Task requirements
Extract, from the records beneath this instruction, each line that contains the word "followers".

%%

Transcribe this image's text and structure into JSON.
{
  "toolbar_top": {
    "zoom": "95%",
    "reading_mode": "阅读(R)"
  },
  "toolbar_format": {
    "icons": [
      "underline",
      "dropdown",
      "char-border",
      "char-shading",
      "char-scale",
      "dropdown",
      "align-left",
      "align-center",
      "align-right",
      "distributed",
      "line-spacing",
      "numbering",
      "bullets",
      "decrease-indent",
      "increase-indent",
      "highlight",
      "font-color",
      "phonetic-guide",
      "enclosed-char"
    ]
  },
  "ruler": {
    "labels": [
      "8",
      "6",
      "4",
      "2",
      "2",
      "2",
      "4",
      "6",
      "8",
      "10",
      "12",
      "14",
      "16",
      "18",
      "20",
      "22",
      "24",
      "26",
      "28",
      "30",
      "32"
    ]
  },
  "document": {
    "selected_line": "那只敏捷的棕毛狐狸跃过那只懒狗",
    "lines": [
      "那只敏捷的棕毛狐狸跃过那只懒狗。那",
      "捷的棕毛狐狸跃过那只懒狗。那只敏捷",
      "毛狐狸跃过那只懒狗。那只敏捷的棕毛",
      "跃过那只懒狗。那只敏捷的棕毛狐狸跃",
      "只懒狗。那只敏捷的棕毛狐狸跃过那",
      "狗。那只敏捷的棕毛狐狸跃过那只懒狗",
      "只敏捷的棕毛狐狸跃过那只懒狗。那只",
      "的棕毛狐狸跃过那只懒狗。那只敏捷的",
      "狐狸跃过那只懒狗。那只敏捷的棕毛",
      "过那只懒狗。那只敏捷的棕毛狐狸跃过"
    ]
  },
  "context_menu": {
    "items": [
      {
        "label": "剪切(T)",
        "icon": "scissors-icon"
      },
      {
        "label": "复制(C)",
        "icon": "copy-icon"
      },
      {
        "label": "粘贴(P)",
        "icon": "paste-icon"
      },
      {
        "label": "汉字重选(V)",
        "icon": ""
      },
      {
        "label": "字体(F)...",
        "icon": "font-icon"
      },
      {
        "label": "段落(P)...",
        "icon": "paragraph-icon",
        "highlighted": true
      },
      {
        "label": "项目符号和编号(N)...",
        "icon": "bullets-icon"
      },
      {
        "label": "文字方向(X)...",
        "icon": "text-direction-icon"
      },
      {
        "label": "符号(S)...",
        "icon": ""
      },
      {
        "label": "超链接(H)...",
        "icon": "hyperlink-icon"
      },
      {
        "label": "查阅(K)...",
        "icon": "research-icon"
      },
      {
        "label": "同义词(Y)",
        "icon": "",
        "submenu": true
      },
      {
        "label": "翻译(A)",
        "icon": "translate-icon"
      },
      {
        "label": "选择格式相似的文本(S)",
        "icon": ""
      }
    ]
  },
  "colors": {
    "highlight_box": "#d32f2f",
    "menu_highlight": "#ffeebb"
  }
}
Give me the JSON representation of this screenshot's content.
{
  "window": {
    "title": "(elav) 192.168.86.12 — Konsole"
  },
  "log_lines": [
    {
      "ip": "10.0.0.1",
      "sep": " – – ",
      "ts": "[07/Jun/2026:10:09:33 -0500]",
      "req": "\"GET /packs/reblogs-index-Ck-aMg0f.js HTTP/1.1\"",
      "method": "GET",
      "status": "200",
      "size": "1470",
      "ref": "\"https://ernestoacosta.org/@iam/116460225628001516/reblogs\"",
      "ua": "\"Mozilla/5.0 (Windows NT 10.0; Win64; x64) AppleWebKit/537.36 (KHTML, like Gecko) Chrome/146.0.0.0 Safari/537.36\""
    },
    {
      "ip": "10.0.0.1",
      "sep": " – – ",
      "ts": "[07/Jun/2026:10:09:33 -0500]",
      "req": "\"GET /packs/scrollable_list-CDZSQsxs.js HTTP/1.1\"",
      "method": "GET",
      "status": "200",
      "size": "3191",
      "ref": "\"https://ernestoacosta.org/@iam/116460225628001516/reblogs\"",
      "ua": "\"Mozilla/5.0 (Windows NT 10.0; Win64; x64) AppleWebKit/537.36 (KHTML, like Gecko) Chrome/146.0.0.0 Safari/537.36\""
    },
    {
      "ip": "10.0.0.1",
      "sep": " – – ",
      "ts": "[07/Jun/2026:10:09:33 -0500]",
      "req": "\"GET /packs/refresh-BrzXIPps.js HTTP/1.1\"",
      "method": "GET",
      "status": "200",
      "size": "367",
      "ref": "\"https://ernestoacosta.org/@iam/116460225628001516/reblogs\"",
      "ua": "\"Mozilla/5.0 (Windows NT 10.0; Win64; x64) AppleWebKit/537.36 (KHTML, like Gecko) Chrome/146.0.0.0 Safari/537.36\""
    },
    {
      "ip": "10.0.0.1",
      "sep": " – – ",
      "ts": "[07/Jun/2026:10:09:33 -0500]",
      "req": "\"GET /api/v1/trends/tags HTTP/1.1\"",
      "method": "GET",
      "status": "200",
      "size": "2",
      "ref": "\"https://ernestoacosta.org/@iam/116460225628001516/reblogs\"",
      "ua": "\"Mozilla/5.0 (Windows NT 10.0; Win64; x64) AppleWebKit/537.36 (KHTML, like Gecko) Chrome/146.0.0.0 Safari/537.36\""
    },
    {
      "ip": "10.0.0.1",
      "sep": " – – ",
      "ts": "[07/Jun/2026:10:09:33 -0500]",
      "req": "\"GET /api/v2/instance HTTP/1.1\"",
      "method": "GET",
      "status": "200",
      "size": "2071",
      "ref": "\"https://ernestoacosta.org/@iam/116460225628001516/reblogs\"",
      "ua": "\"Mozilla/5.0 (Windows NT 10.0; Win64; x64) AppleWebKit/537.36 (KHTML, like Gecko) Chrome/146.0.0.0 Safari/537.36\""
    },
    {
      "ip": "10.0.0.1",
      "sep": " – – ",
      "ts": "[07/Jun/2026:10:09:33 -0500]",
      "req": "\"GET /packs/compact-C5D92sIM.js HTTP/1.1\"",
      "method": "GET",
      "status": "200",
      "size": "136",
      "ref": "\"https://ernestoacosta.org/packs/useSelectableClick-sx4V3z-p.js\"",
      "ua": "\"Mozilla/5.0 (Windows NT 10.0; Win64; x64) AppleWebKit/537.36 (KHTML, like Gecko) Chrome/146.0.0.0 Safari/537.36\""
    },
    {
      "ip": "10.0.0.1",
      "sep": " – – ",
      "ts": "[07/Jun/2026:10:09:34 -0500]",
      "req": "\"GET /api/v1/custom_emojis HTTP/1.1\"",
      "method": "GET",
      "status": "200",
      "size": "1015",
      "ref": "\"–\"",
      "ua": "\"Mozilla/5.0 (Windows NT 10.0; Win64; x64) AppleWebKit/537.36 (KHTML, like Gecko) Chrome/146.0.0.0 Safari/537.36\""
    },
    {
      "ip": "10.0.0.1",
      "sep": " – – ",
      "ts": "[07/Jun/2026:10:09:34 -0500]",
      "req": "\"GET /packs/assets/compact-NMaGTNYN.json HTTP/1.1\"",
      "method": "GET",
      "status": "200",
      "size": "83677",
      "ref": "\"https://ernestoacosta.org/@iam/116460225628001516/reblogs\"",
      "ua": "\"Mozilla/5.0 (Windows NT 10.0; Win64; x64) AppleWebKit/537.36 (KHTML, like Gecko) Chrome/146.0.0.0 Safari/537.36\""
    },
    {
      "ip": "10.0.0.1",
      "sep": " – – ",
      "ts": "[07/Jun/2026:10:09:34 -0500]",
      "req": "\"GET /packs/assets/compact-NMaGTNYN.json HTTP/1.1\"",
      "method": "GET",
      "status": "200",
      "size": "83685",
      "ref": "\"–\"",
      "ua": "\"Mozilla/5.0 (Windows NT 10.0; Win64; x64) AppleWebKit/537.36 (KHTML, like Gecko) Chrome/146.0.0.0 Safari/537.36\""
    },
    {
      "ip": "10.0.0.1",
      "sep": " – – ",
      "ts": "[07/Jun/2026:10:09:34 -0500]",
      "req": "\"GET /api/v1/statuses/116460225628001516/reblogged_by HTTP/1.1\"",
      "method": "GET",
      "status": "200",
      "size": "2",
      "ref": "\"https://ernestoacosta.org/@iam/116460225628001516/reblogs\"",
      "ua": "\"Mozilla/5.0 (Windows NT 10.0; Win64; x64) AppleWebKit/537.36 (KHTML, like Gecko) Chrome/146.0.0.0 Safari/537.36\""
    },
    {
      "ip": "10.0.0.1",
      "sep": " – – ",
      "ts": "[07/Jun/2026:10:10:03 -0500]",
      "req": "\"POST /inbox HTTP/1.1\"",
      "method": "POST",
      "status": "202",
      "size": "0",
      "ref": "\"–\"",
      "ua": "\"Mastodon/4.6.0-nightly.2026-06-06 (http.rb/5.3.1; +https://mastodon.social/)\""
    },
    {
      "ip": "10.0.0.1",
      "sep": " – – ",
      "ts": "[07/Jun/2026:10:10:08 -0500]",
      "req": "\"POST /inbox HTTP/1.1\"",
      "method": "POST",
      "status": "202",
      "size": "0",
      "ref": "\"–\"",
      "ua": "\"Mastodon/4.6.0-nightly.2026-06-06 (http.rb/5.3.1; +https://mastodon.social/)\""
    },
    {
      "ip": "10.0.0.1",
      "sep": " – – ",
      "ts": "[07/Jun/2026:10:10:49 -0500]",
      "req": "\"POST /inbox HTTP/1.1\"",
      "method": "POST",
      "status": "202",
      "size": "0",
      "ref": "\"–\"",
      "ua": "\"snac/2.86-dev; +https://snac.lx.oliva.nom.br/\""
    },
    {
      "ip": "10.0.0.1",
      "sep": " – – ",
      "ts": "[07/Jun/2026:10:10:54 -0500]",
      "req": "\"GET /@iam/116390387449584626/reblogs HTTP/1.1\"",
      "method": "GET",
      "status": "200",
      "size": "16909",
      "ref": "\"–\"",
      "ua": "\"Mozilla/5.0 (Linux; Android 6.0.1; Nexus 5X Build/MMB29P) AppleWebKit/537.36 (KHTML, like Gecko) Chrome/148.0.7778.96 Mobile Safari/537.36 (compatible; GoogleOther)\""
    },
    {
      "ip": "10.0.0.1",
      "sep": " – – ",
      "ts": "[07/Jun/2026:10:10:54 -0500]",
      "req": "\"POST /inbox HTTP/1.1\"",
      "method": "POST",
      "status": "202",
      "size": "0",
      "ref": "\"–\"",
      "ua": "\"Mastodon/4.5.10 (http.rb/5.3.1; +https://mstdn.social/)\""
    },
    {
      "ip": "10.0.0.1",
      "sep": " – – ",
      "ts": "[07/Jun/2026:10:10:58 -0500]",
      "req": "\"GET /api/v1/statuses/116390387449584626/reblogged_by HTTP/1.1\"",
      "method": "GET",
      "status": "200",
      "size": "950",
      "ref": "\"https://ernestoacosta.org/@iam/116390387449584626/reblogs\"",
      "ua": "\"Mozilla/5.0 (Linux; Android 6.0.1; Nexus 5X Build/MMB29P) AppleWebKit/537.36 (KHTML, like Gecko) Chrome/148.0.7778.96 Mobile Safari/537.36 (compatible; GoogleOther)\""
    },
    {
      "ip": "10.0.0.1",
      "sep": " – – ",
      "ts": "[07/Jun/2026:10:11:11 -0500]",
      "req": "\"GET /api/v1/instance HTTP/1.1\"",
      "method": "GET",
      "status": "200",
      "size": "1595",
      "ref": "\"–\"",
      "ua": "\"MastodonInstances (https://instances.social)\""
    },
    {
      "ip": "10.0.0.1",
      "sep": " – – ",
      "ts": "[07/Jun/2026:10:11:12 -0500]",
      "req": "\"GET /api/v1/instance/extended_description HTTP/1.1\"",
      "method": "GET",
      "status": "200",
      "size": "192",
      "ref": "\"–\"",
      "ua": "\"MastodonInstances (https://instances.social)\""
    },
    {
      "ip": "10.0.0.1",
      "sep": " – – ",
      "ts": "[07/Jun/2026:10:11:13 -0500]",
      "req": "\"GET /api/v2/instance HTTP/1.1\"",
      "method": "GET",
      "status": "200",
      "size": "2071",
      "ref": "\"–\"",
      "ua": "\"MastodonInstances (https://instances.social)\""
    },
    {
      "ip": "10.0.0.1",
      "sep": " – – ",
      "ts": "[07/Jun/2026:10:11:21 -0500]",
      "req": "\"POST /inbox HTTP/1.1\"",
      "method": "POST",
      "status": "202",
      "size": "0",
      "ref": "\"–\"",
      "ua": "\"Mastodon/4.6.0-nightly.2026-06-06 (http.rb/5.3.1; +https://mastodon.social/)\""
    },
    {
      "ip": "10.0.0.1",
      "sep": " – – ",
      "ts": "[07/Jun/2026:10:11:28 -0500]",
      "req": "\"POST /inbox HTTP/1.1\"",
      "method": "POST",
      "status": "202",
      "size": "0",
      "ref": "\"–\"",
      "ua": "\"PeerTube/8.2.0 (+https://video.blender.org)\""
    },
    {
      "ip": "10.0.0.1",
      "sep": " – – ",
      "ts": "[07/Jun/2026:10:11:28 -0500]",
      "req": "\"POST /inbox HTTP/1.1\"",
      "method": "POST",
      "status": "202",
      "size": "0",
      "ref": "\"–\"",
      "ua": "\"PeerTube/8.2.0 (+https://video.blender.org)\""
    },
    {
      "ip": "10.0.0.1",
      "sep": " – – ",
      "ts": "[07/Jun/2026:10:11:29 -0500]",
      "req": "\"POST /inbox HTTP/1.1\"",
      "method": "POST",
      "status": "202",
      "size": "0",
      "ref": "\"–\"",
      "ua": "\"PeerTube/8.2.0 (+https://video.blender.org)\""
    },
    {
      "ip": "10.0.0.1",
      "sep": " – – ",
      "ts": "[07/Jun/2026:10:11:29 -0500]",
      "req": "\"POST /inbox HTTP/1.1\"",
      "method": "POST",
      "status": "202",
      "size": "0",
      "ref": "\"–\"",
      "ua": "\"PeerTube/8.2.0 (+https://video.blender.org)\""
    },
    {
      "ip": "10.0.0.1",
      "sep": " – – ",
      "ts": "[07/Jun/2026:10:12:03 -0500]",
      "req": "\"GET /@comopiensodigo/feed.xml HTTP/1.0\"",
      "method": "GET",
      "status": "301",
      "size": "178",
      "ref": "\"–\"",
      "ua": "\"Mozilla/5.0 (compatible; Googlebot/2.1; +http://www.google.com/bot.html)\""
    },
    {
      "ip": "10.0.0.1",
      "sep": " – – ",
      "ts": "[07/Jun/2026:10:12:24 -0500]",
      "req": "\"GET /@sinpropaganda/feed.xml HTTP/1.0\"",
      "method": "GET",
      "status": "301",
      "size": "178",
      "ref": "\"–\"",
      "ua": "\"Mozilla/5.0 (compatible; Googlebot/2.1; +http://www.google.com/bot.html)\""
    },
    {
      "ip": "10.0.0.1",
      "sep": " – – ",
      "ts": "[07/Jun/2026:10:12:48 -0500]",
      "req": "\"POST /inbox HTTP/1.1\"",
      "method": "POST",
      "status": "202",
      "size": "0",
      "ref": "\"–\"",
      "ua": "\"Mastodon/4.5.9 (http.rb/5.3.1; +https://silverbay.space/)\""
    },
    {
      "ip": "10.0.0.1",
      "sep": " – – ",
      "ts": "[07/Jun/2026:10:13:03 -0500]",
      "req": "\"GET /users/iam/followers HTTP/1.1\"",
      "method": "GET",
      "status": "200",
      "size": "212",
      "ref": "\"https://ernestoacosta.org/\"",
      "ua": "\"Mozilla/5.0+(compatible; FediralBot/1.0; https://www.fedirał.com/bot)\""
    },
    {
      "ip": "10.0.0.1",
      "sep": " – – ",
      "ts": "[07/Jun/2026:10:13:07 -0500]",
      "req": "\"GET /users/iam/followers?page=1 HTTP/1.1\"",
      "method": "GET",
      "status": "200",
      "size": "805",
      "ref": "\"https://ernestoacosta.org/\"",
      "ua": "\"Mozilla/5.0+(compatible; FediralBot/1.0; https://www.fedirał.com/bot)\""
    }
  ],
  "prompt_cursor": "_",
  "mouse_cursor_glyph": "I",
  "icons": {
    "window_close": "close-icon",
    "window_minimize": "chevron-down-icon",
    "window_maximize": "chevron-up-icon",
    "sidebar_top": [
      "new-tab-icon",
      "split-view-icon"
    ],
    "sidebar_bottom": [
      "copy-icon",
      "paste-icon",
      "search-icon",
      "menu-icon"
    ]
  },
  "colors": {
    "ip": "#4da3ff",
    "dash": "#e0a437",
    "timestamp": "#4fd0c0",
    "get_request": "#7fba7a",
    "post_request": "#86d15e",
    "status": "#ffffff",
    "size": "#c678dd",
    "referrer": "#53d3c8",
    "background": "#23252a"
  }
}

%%

Result of this exercise
      "req": "\"GET /users/iam/followers HTTP/1.1\"",
      "req": "\"GET /users/iam/followers?page=1 HTTP/1.1\"",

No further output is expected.